***** Records for this exercise *****

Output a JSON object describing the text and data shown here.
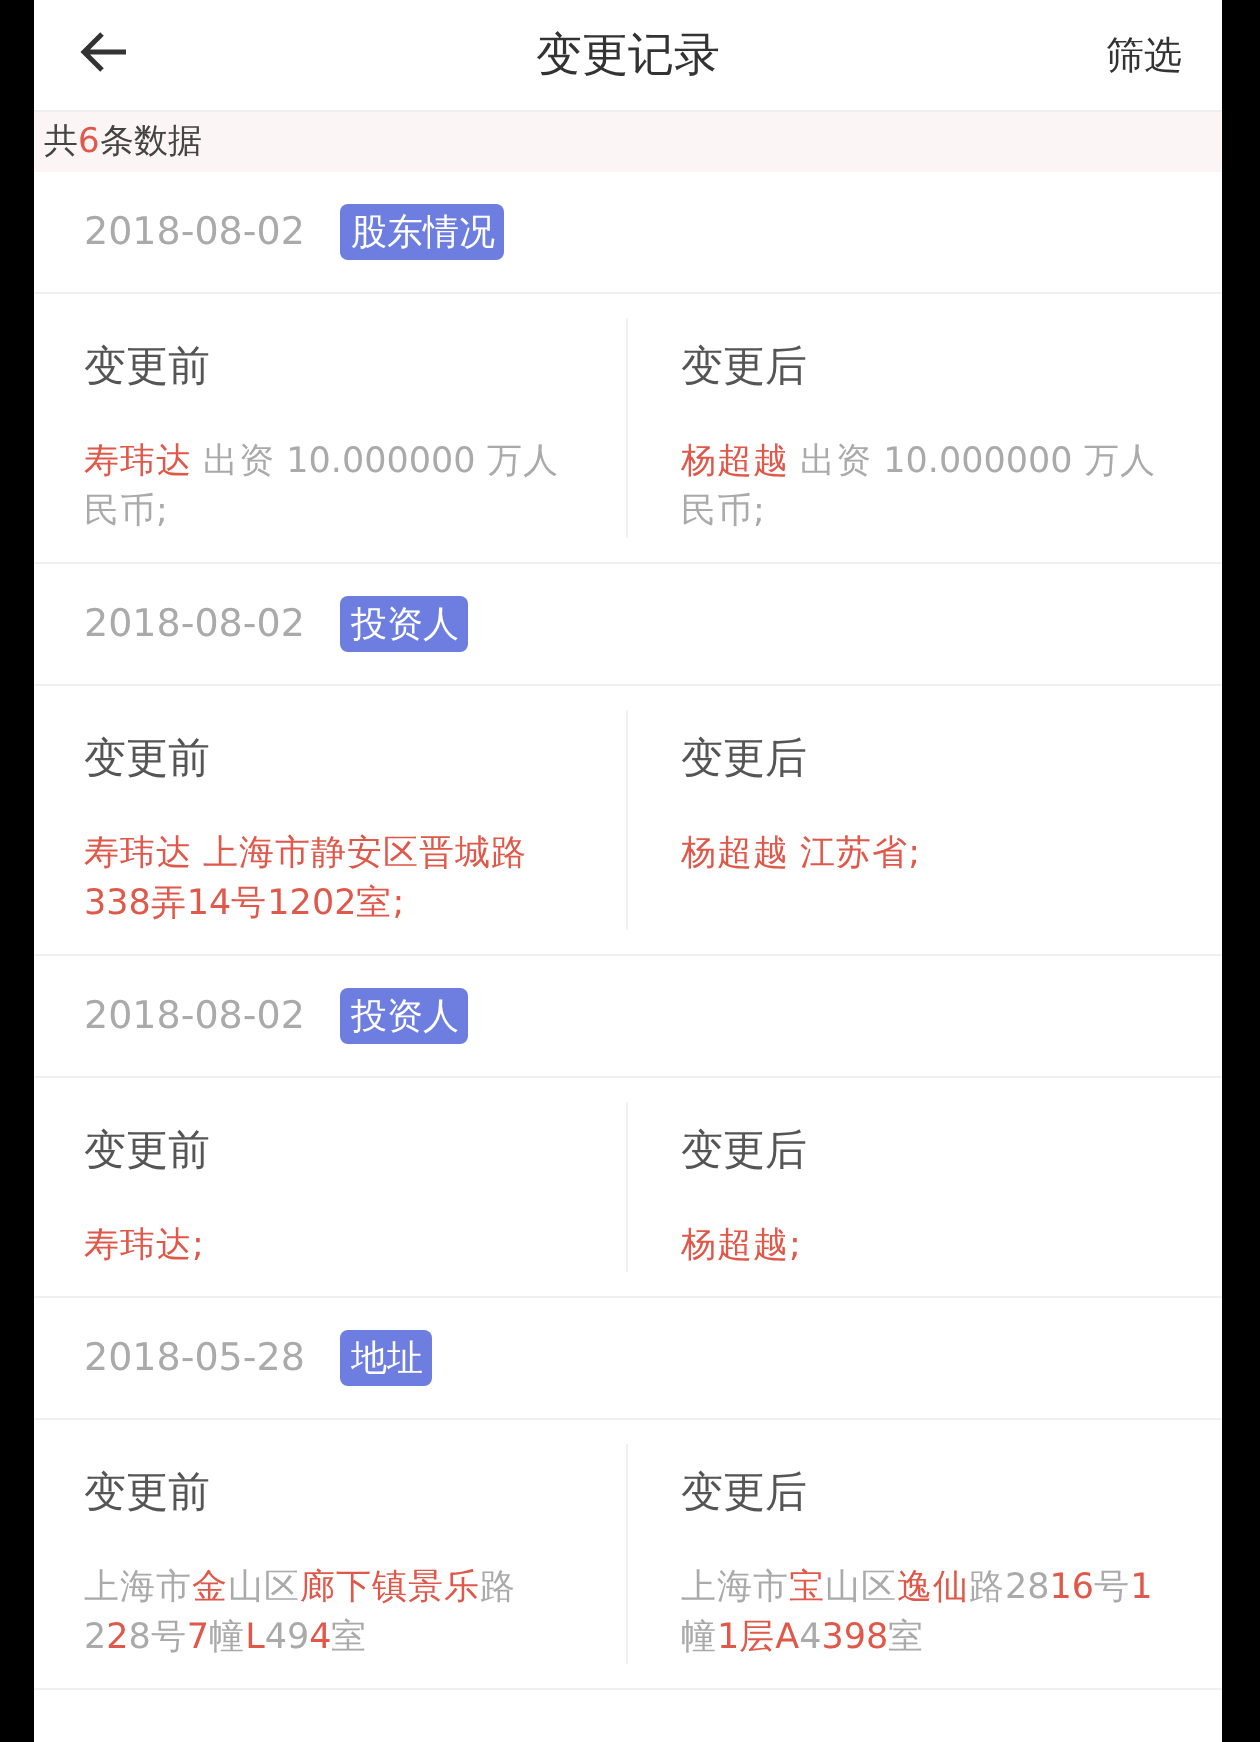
{
  "header": {
    "back_icon": true,
    "title": "变更记录",
    "filter": "筛选"
  },
  "count": [
    {
      "text": "共",
      "highlight": false
    },
    {
      "text": "6",
      "highlight": true
    },
    {
      "text": "条数据",
      "highlight": false
    }
  ],
  "records": [
    {
      "date": "2018-08-02",
      "tag": "股东情况",
      "before_label": "变更前",
      "after_label": "变更后",
      "before": [
        {
          "text": "寿玮达",
          "highlight": true
        },
        {
          "text": " 出资 10.000000 万人民币;",
          "highlight": false
        }
      ],
      "after": [
        {
          "text": "杨超越",
          "highlight": true
        },
        {
          "text": " 出资 10.000000 万人民币;",
          "highlight": false
        }
      ]
    },
    {
      "date": "2018-08-02",
      "tag": "投资人",
      "before_label": "变更前",
      "after_label": "变更后",
      "before": [
        {
          "text": "寿玮达 上海市静安区晋城路338弄14号1202室;",
          "highlight": true
        }
      ],
      "after": [
        {
          "text": "杨超越 江苏省;",
          "highlight": true
        }
      ]
    },
    {
      "date": "2018-08-02",
      "tag": "投资人",
      "before_label": "变更前",
      "after_label": "变更后",
      "before": [
        {
          "text": "寿玮达;",
          "highlight": true
        }
      ],
      "after": [
        {
          "text": "杨超越;",
          "highlight": true
        }
      ]
    },
    {
      "date": "2018-05-28",
      "tag": "地址",
      "before_label": "变更前",
      "after_label": "变更后",
      "before": [
        {
          "text": "上海市",
          "highlight": false
        },
        {
          "text": "金",
          "highlight": true
        },
        {
          "text": "山区",
          "highlight": false
        },
        {
          "text": "廊下镇景乐",
          "highlight": true
        },
        {
          "text": "路2",
          "highlight": false
        },
        {
          "text": "2",
          "highlight": true
        },
        {
          "text": "8号",
          "highlight": false
        },
        {
          "text": "7",
          "highlight": true
        },
        {
          "text": "幢",
          "highlight": false
        },
        {
          "text": "L",
          "highlight": true
        },
        {
          "text": "49",
          "highlight": false
        },
        {
          "text": "4",
          "highlight": true
        },
        {
          "text": "室",
          "highlight": false
        }
      ],
      "after": [
        {
          "text": "上海市",
          "highlight": false
        },
        {
          "text": "宝",
          "highlight": true
        },
        {
          "text": "山区",
          "highlight": false
        },
        {
          "text": "逸仙",
          "highlight": true
        },
        {
          "text": "路28",
          "highlight": false
        },
        {
          "text": "16",
          "highlight": true
        },
        {
          "text": "号",
          "highlight": false
        },
        {
          "text": "1",
          "highlight": true
        },
        {
          "text": "幢",
          "highlight": false
        },
        {
          "text": "1层A",
          "highlight": true
        },
        {
          "text": "4",
          "highlight": false
        },
        {
          "text": "398",
          "highlight": true
        },
        {
          "text": "室",
          "highlight": false
        }
      ]
    }
  ]
}
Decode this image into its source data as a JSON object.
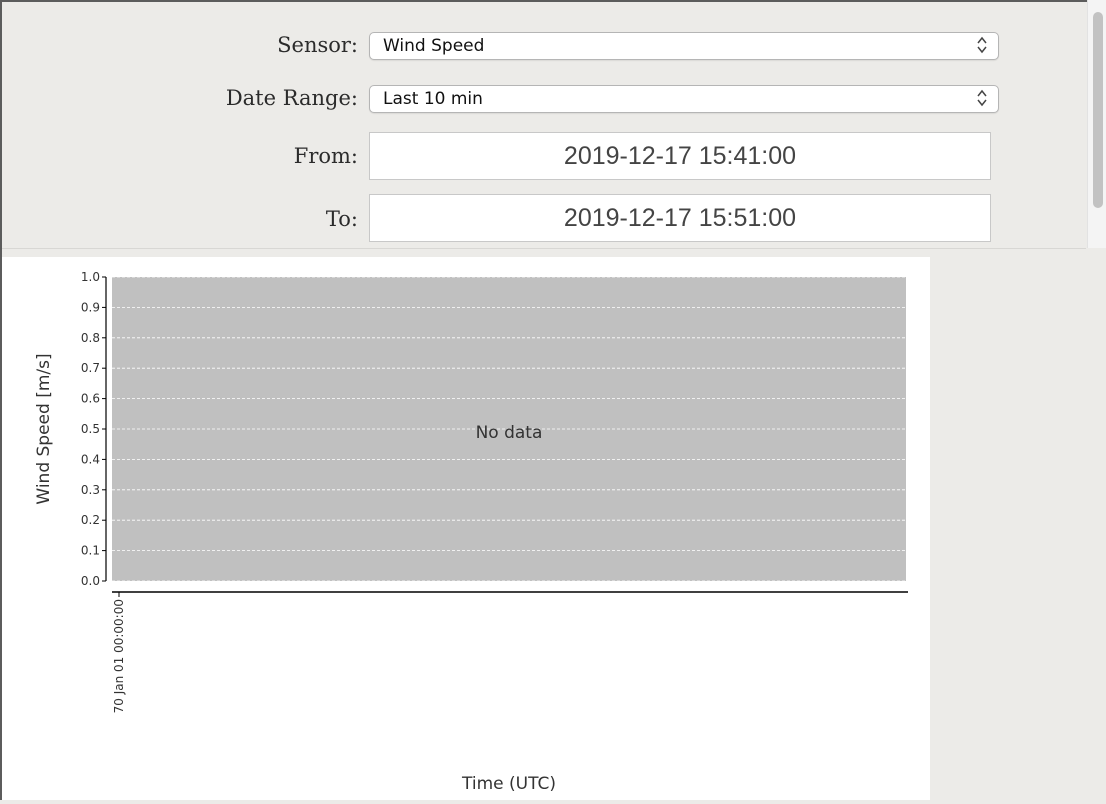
{
  "form": {
    "sensor_label": "Sensor:",
    "sensor_value": "Wind Speed",
    "date_range_label": "Date Range:",
    "date_range_value": "Last 10 min",
    "from_label": "From:",
    "from_value": "2019-12-17 15:41:00",
    "to_label": "To:",
    "to_value": "2019-12-17 15:51:00"
  },
  "icons": {
    "select_arrows": "updown-chevron-icon"
  },
  "chart_data": {
    "type": "line",
    "x": [],
    "series": [],
    "ylabel": "Wind Speed [m/s]",
    "xlabel": "Time (UTC)",
    "ylim": [
      0.0,
      1.0
    ],
    "yticks": [
      "0.0",
      "0.1",
      "0.2",
      "0.3",
      "0.4",
      "0.5",
      "0.6",
      "0.7",
      "0.8",
      "0.9",
      "1.0"
    ],
    "xticks": [
      "70 Jan 01 00:00:00"
    ],
    "message": "No data",
    "grid": true,
    "colors": {
      "plot_bg": "#c0c0c0",
      "grid": "#ffffff"
    }
  }
}
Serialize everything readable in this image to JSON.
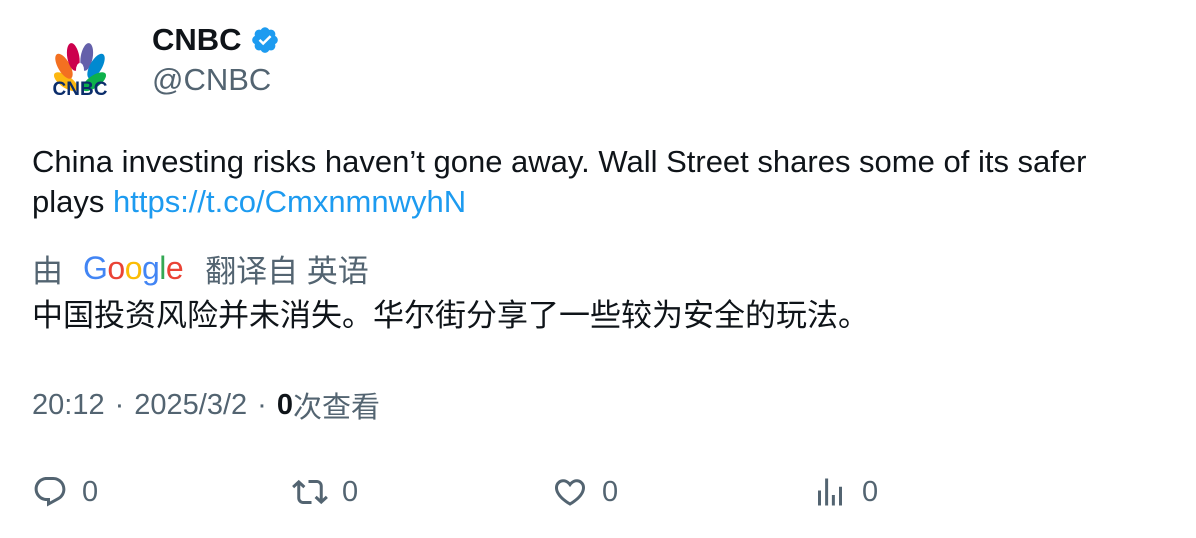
{
  "account": {
    "logo_text": "CNBC",
    "name": "CNBC",
    "handle": "@CNBC",
    "verified": true
  },
  "tweet": {
    "text": "China investing risks haven’t gone away. Wall Street shares some of its safer plays ",
    "link": "https://t.co/CmxnmnwyhN"
  },
  "translation": {
    "prefix": "由",
    "brand": "Google",
    "suffix": "翻译自 英语",
    "text": "中国投资风险并未消失。华尔街分享了一些较为安全的玩法。"
  },
  "meta": {
    "time": "20:12",
    "separator": "·",
    "date": "2025/3/2",
    "views_count": "0",
    "views_label": "次查看"
  },
  "actions": {
    "reply_count": "0",
    "retweet_count": "0",
    "like_count": "0",
    "views_count": "0"
  },
  "colors": {
    "link": "#1d9bf0",
    "muted": "#536471",
    "text": "#0f1419",
    "verified": "#1d9bf0"
  },
  "icons": [
    "cnbc-peacock-logo",
    "verified-badge-icon",
    "google-logo",
    "reply-icon",
    "retweet-icon",
    "like-icon",
    "views-icon"
  ]
}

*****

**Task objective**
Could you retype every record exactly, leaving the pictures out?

**Task result**
Output a JSON object describing the text and data shown here.
{
  "header": {
    "back_icon": true,
    "title": "变更记录",
    "filter": "筛选"
  },
  "count": [
    {
      "text": "共",
      "highlight": false
    },
    {
      "text": "6",
      "highlight": true
    },
    {
      "text": "条数据",
      "highlight": false
    }
  ],
  "records": [
    {
      "date": "2018-08-02",
      "tag": "股东情况",
      "before_label": "变更前",
      "after_label": "变更后",
      "before": [
        {
          "text": "寿玮达",
          "highlight": true
        },
        {
          "text": " 出资 10.000000 万人民币;",
          "highlight": false
        }
      ],
      "after": [
        {
          "text": "杨超越",
          "highlight": true
        },
        {
          "text": " 出资 10.000000 万人民币;",
          "highlight": false
        }
      ]
    },
    {
      "date": "2018-08-02",
      "tag": "投资人",
      "before_label": "变更前",
      "after_label": "变更后",
      "before": [
        {
          "text": "寿玮达 上海市静安区晋城路338弄14号1202室;",
          "highlight": true
        }
      ],
      "after": [
        {
          "text": "杨超越 江苏省;",
          "highlight": true
        }
      ]
    },
    {
      "date": "2018-08-02",
      "tag": "投资人",
      "before_label": "变更前",
      "after_label": "变更后",
      "before": [
        {
          "text": "寿玮达;",
          "highlight": true
        }
      ],
      "after": [
        {
          "text": "杨超越;",
          "highlight": true
        }
      ]
    },
    {
      "date": "2018-05-28",
      "tag": "地址",
      "before_label": "变更前",
      "after_label": "变更后",
      "before": [
        {
          "text": "上海市",
          "highlight": false
        },
        {
          "text": "金",
          "highlight": true
        },
        {
          "text": "山区",
          "highlight": false
        },
        {
          "text": "廊下镇景乐",
          "highlight": true
        },
        {
          "text": "路2",
          "highlight": false
        },
        {
          "text": "2",
          "highlight": true
        },
        {
          "text": "8号",
          "highlight": false
        },
        {
          "text": "7",
          "highlight": true
        },
        {
          "text": "幢",
          "highlight": false
        },
        {
          "text": "L",
          "highlight": true
        },
        {
          "text": "49",
          "highlight": false
        },
        {
          "text": "4",
          "highlight": true
        },
        {
          "text": "室",
          "highlight": false
        }
      ],
      "after": [
        {
          "text": "上海市",
          "highlight": false
        },
        {
          "text": "宝",
          "highlight": true
        },
        {
          "text": "山区",
          "highlight": false
        },
        {
          "text": "逸仙",
          "highlight": true
        },
        {
          "text": "路28",
          "highlight": false
        },
        {
          "text": "16",
          "highlight": true
        },
        {
          "text": "号",
          "highlight": false
        },
        {
          "text": "1",
          "highlight": true
        },
        {
          "text": "幢",
          "highlight": false
        },
        {
          "text": "1层A",
          "highlight": true
        },
        {
          "text": "4",
          "highlight": false
        },
        {
          "text": "398",
          "highlight": true
        },
        {
          "text": "室",
          "highlight": false
        }
      ]
    }
  ]
}
Decode this image into its source data as a JSON object.
{
  "form": {
    "sensor_label": "Sensor:",
    "sensor_value": "Wind Speed",
    "date_range_label": "Date Range:",
    "date_range_value": "Last 10 min",
    "from_label": "From:",
    "from_value": "2019-12-17 15:41:00",
    "to_label": "To:",
    "to_value": "2019-12-17 15:51:00"
  },
  "icons": {
    "select_arrows": "updown-chevron-icon"
  },
  "chart_data": {
    "type": "line",
    "x": [],
    "series": [],
    "ylabel": "Wind Speed [m/s]",
    "xlabel": "Time (UTC)",
    "ylim": [
      0.0,
      1.0
    ],
    "yticks": [
      "0.0",
      "0.1",
      "0.2",
      "0.3",
      "0.4",
      "0.5",
      "0.6",
      "0.7",
      "0.8",
      "0.9",
      "1.0"
    ],
    "xticks": [
      "70 Jan 01 00:00:00"
    ],
    "message": "No data",
    "grid": true,
    "colors": {
      "plot_bg": "#c0c0c0",
      "grid": "#ffffff"
    }
  }
}
Serialize everything readable in this image to JSON.
{
  "account": {
    "logo_text": "CNBC",
    "name": "CNBC",
    "handle": "@CNBC",
    "verified": true
  },
  "tweet": {
    "text": "China investing risks haven’t gone away. Wall Street shares some of its safer plays ",
    "link": "https://t.co/CmxnmnwyhN"
  },
  "translation": {
    "prefix": "由",
    "brand": "Google",
    "suffix": "翻译自 英语",
    "text": "中国投资风险并未消失。华尔街分享了一些较为安全的玩法。"
  },
  "meta": {
    "time": "20:12",
    "separator": "·",
    "date": "2025/3/2",
    "views_count": "0",
    "views_label": "次查看"
  },
  "actions": {
    "reply_count": "0",
    "retweet_count": "0",
    "like_count": "0",
    "views_count": "0"
  },
  "colors": {
    "link": "#1d9bf0",
    "muted": "#536471",
    "text": "#0f1419",
    "verified": "#1d9bf0"
  },
  "icons": [
    "cnbc-peacock-logo",
    "verified-badge-icon",
    "google-logo",
    "reply-icon",
    "retweet-icon",
    "like-icon",
    "views-icon"
  ]
}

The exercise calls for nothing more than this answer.